▸ Data in this exercise:
════════════════

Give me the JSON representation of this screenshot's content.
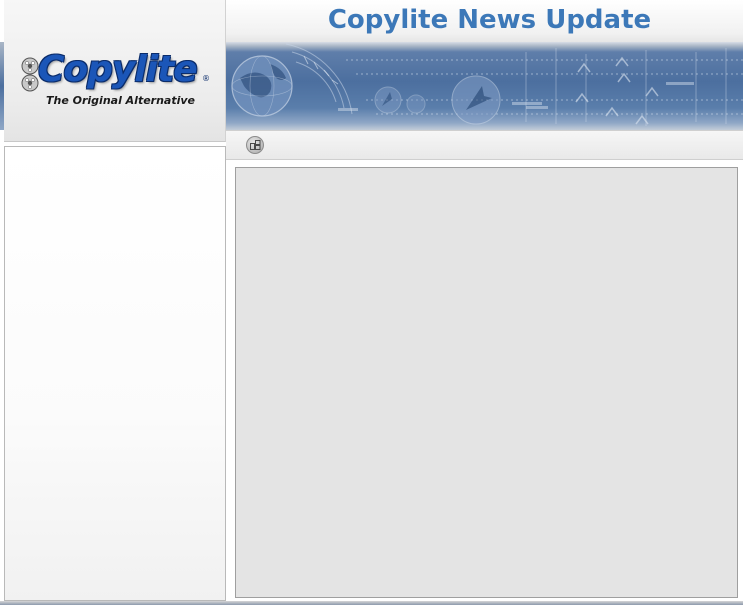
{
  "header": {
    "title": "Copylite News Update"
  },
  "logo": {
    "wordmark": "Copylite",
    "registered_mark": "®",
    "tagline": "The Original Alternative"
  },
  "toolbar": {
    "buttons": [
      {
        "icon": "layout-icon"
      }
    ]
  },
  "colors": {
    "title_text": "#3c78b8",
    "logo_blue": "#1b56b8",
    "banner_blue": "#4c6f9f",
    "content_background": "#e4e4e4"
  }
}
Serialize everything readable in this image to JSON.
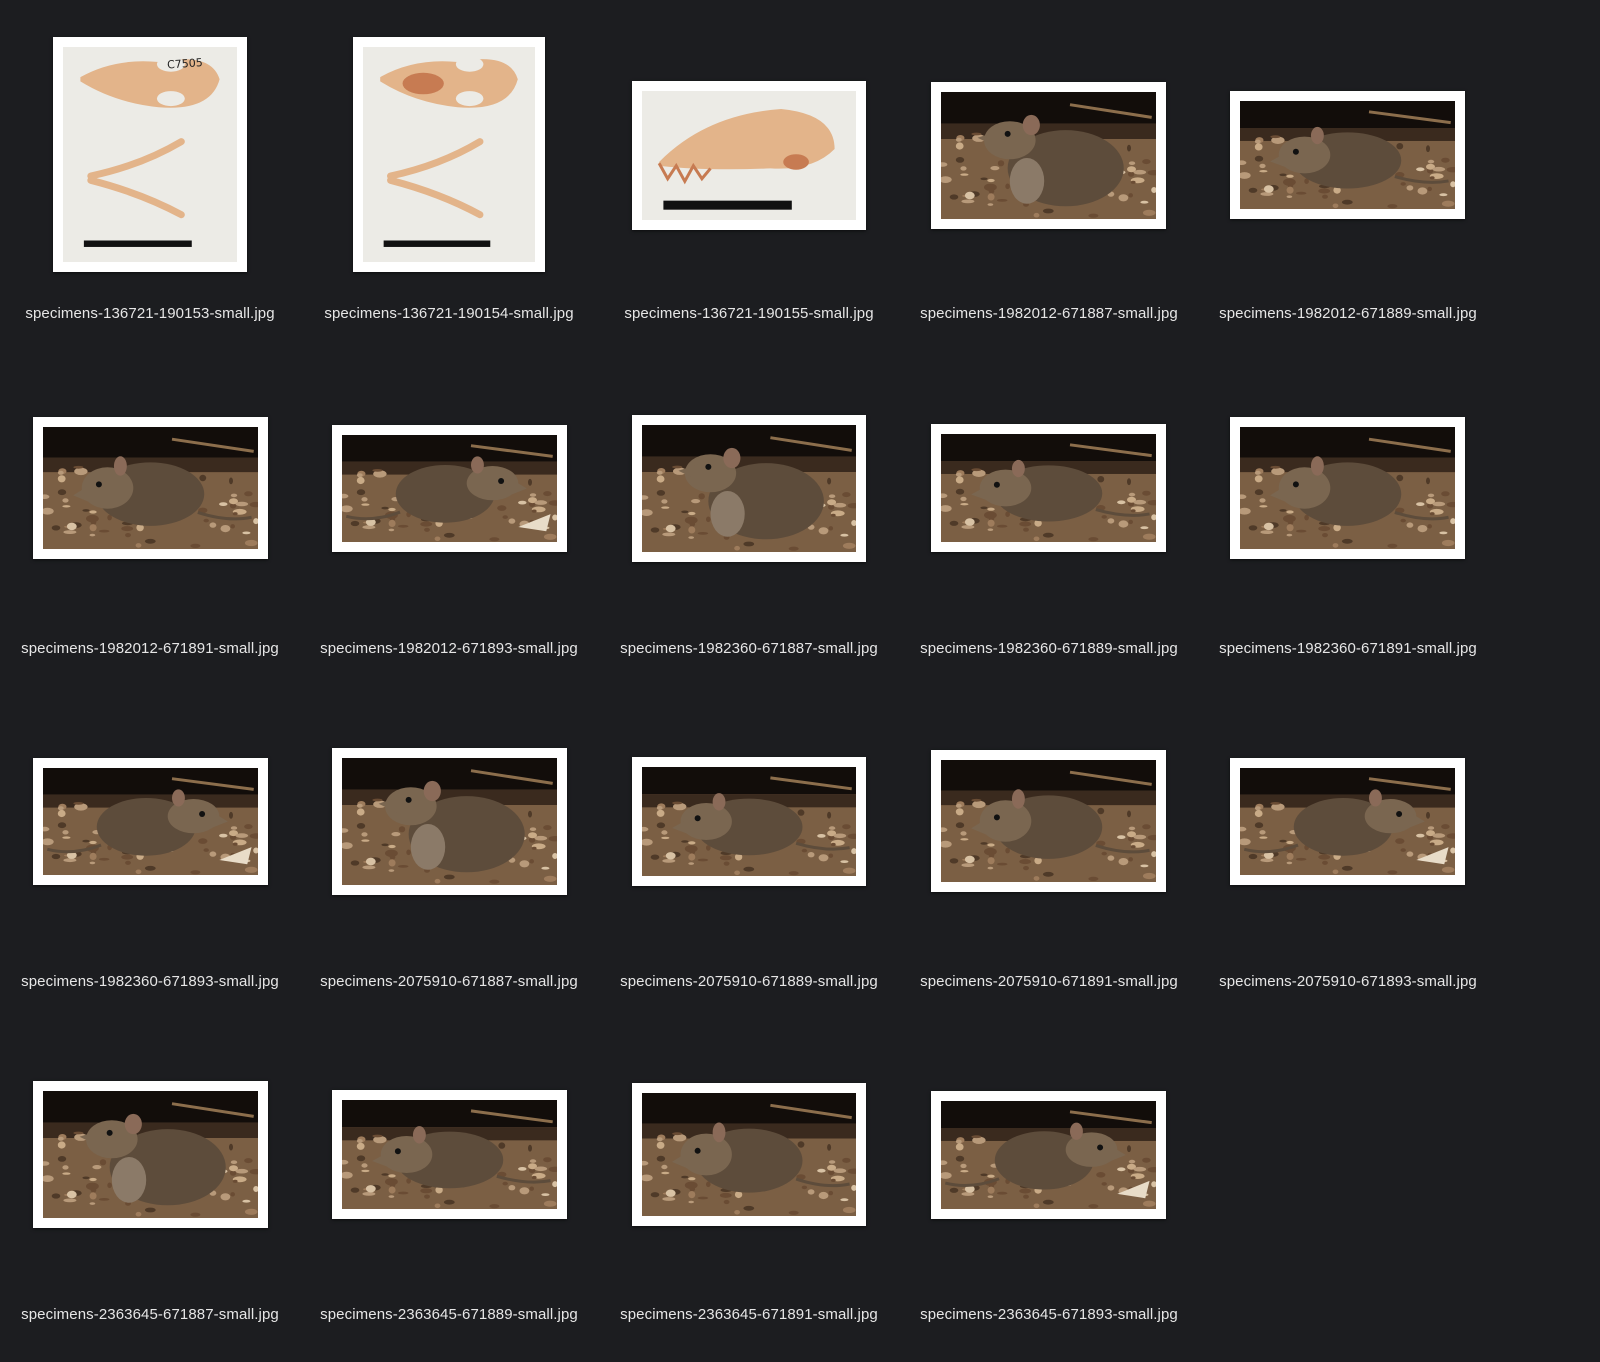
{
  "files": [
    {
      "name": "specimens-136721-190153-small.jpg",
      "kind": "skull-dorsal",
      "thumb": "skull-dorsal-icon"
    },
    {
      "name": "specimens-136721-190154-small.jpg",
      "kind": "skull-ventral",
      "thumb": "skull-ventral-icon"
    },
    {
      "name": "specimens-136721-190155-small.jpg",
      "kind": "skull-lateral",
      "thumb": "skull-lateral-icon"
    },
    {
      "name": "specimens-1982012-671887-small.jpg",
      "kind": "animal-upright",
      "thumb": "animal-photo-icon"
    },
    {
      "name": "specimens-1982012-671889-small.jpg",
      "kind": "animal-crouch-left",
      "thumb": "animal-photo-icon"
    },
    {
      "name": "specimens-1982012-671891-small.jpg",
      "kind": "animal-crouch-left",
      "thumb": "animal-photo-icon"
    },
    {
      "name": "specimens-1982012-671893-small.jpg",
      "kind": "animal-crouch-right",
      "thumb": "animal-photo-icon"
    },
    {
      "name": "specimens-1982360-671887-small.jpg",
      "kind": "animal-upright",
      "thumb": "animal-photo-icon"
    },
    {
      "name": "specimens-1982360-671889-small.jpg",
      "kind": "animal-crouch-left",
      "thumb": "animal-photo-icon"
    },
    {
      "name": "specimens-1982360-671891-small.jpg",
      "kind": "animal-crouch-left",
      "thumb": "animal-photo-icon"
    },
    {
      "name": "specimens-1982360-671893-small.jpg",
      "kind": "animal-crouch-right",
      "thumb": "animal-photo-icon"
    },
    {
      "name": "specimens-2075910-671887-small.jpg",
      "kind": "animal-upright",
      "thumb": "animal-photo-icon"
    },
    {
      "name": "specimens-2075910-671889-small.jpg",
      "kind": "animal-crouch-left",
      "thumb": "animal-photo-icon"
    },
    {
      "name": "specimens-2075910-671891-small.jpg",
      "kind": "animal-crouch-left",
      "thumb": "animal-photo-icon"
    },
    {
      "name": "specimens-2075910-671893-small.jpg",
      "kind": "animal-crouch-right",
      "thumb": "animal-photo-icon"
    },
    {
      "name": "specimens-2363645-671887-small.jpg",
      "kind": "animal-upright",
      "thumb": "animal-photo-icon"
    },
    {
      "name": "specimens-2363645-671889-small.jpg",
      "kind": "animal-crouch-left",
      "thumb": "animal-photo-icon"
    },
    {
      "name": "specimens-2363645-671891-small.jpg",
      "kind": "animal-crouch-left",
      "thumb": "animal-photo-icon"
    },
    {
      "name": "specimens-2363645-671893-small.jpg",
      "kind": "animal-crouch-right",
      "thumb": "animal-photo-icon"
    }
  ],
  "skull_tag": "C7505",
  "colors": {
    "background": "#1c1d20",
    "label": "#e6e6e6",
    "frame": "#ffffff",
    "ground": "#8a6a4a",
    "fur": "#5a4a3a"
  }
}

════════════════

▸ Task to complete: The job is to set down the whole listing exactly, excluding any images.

▸ Response area:
Give me the JSON representation of this screenshot's content.
{
  "header": {
    "title": "Copylite News Update"
  },
  "logo": {
    "wordmark": "Copylite",
    "registered_mark": "®",
    "tagline": "The Original Alternative"
  },
  "toolbar": {
    "buttons": [
      {
        "icon": "layout-icon"
      }
    ]
  },
  "colors": {
    "title_text": "#3c78b8",
    "logo_blue": "#1b56b8",
    "banner_blue": "#4c6f9f",
    "content_background": "#e4e4e4"
  }
}
Serialize everything readable in this image to JSON.
{
  "files": [
    {
      "name": "specimens-136721-190153-small.jpg",
      "kind": "skull-dorsal",
      "thumb": "skull-dorsal-icon"
    },
    {
      "name": "specimens-136721-190154-small.jpg",
      "kind": "skull-ventral",
      "thumb": "skull-ventral-icon"
    },
    {
      "name": "specimens-136721-190155-small.jpg",
      "kind": "skull-lateral",
      "thumb": "skull-lateral-icon"
    },
    {
      "name": "specimens-1982012-671887-small.jpg",
      "kind": "animal-upright",
      "thumb": "animal-photo-icon"
    },
    {
      "name": "specimens-1982012-671889-small.jpg",
      "kind": "animal-crouch-left",
      "thumb": "animal-photo-icon"
    },
    {
      "name": "specimens-1982012-671891-small.jpg",
      "kind": "animal-crouch-left",
      "thumb": "animal-photo-icon"
    },
    {
      "name": "specimens-1982012-671893-small.jpg",
      "kind": "animal-crouch-right",
      "thumb": "animal-photo-icon"
    },
    {
      "name": "specimens-1982360-671887-small.jpg",
      "kind": "animal-upright",
      "thumb": "animal-photo-icon"
    },
    {
      "name": "specimens-1982360-671889-small.jpg",
      "kind": "animal-crouch-left",
      "thumb": "animal-photo-icon"
    },
    {
      "name": "specimens-1982360-671891-small.jpg",
      "kind": "animal-crouch-left",
      "thumb": "animal-photo-icon"
    },
    {
      "name": "specimens-1982360-671893-small.jpg",
      "kind": "animal-crouch-right",
      "thumb": "animal-photo-icon"
    },
    {
      "name": "specimens-2075910-671887-small.jpg",
      "kind": "animal-upright",
      "thumb": "animal-photo-icon"
    },
    {
      "name": "specimens-2075910-671889-small.jpg",
      "kind": "animal-crouch-left",
      "thumb": "animal-photo-icon"
    },
    {
      "name": "specimens-2075910-671891-small.jpg",
      "kind": "animal-crouch-left",
      "thumb": "animal-photo-icon"
    },
    {
      "name": "specimens-2075910-671893-small.jpg",
      "kind": "animal-crouch-right",
      "thumb": "animal-photo-icon"
    },
    {
      "name": "specimens-2363645-671887-small.jpg",
      "kind": "animal-upright",
      "thumb": "animal-photo-icon"
    },
    {
      "name": "specimens-2363645-671889-small.jpg",
      "kind": "animal-crouch-left",
      "thumb": "animal-photo-icon"
    },
    {
      "name": "specimens-2363645-671891-small.jpg",
      "kind": "animal-crouch-left",
      "thumb": "animal-photo-icon"
    },
    {
      "name": "specimens-2363645-671893-small.jpg",
      "kind": "animal-crouch-right",
      "thumb": "animal-photo-icon"
    }
  ],
  "skull_tag": "C7505",
  "colors": {
    "background": "#1c1d20",
    "label": "#e6e6e6",
    "frame": "#ffffff",
    "ground": "#8a6a4a",
    "fur": "#5a4a3a"
  }
}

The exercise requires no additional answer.